> Work task
Each line below is to be set down again exactly.
==== Source data ====
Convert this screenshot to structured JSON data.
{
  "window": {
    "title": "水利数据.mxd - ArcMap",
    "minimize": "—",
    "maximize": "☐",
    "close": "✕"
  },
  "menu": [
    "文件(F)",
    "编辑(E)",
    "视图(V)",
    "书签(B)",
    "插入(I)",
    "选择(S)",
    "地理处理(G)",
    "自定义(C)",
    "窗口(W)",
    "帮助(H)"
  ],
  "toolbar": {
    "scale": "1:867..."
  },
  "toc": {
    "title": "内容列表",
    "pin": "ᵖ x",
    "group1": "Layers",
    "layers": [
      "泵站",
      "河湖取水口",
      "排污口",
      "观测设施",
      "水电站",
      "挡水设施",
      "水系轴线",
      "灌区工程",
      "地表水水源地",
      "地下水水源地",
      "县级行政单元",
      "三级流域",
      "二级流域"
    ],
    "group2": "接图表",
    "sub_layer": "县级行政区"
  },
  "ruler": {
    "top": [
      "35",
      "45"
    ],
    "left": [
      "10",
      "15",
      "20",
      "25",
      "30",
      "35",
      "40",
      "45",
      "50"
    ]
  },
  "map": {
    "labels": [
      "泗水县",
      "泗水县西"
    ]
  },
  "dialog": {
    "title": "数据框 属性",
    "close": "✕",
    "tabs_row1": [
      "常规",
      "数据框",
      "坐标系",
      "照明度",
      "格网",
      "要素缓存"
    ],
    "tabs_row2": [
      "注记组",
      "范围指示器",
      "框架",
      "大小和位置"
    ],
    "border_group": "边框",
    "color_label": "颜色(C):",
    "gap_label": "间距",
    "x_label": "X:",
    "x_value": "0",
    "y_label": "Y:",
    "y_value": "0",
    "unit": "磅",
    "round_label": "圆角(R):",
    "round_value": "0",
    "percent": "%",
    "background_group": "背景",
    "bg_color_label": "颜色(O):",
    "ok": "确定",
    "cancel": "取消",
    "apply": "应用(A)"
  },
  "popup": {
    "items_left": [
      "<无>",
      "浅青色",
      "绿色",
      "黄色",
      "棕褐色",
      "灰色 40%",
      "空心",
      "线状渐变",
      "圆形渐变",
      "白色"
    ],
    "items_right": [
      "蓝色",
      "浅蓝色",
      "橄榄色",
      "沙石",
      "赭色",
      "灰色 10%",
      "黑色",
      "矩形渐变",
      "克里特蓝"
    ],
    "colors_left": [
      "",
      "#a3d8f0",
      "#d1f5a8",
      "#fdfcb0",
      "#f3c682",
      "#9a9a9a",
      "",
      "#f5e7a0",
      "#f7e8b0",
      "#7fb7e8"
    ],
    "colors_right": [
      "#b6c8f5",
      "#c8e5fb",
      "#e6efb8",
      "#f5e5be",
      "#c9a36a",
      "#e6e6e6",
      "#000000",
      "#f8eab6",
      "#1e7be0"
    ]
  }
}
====
> Expected answer
Convert this screenshot to structured JSON data.
{
  "window": {
    "title": "水利数据.mxd - ArcMap",
    "minimize": "—",
    "maximize": "☐",
    "close": "✕"
  },
  "menu": [
    "文件(F)",
    "编辑(E)",
    "视图(V)",
    "书签(B)",
    "插入(I)",
    "选择(S)",
    "地理处理(G)",
    "自定义(C)",
    "窗口(W)",
    "帮助(H)"
  ],
  "toolbar": {
    "scale": "1:867..."
  },
  "toc": {
    "title": "内容列表",
    "pin": "ᵖ x",
    "group1": "Layers",
    "layers": [
      "泵站",
      "河湖取水口",
      "排污口",
      "观测设施",
      "水电站",
      "挡水设施",
      "水系轴线",
      "灌区工程",
      "地表水水源地",
      "地下水水源地",
      "县级行政单元",
      "三级流域",
      "二级流域"
    ],
    "group2": "接图表",
    "sub_layer": "县级行政区"
  },
  "ruler": {
    "top": [
      "35",
      "45"
    ],
    "left": [
      "10",
      "15",
      "20",
      "25",
      "30",
      "35",
      "40",
      "45",
      "50"
    ]
  },
  "map": {
    "labels": [
      "泗水县",
      "泗水县西"
    ]
  },
  "dialog": {
    "title": "数据框 属性",
    "close": "✕",
    "tabs_row1": [
      "常规",
      "数据框",
      "坐标系",
      "照明度",
      "格网",
      "要素缓存"
    ],
    "tabs_row2": [
      "注记组",
      "范围指示器",
      "框架",
      "大小和位置"
    ],
    "border_group": "边框",
    "color_label": "颜色(C):",
    "gap_label": "间距",
    "x_label": "X:",
    "x_value": "0",
    "y_label": "Y:",
    "y_value": "0",
    "unit": "磅",
    "round_label": "圆角(R):",
    "round_value": "0",
    "percent": "%",
    "background_group": "背景",
    "bg_color_label": "颜色(O):",
    "ok": "确定",
    "cancel": "取消",
    "apply": "应用(A)"
  },
  "popup": {
    "items_left": [
      "<无>",
      "浅青色",
      "绿色",
      "黄色",
      "棕褐色",
      "灰色 40%",
      "空心",
      "线状渐变",
      "圆形渐变",
      "白色"
    ],
    "items_right": [
      "蓝色",
      "浅蓝色",
      "橄榄色",
      "沙石",
      "赭色",
      "灰色 10%",
      "黑色",
      "矩形渐变",
      "克里特蓝"
    ],
    "colors_left": [
      "",
      "#a3d8f0",
      "#d1f5a8",
      "#fdfcb0",
      "#f3c682",
      "#9a9a9a",
      "",
      "#f5e7a0",
      "#f7e8b0",
      "#7fb7e8"
    ],
    "colors_right": [
      "#b6c8f5",
      "#c8e5fb",
      "#e6efb8",
      "#f5e5be",
      "#c9a36a",
      "#e6e6e6",
      "#000000",
      "#f8eab6",
      "#1e7be0"
    ]
  }
}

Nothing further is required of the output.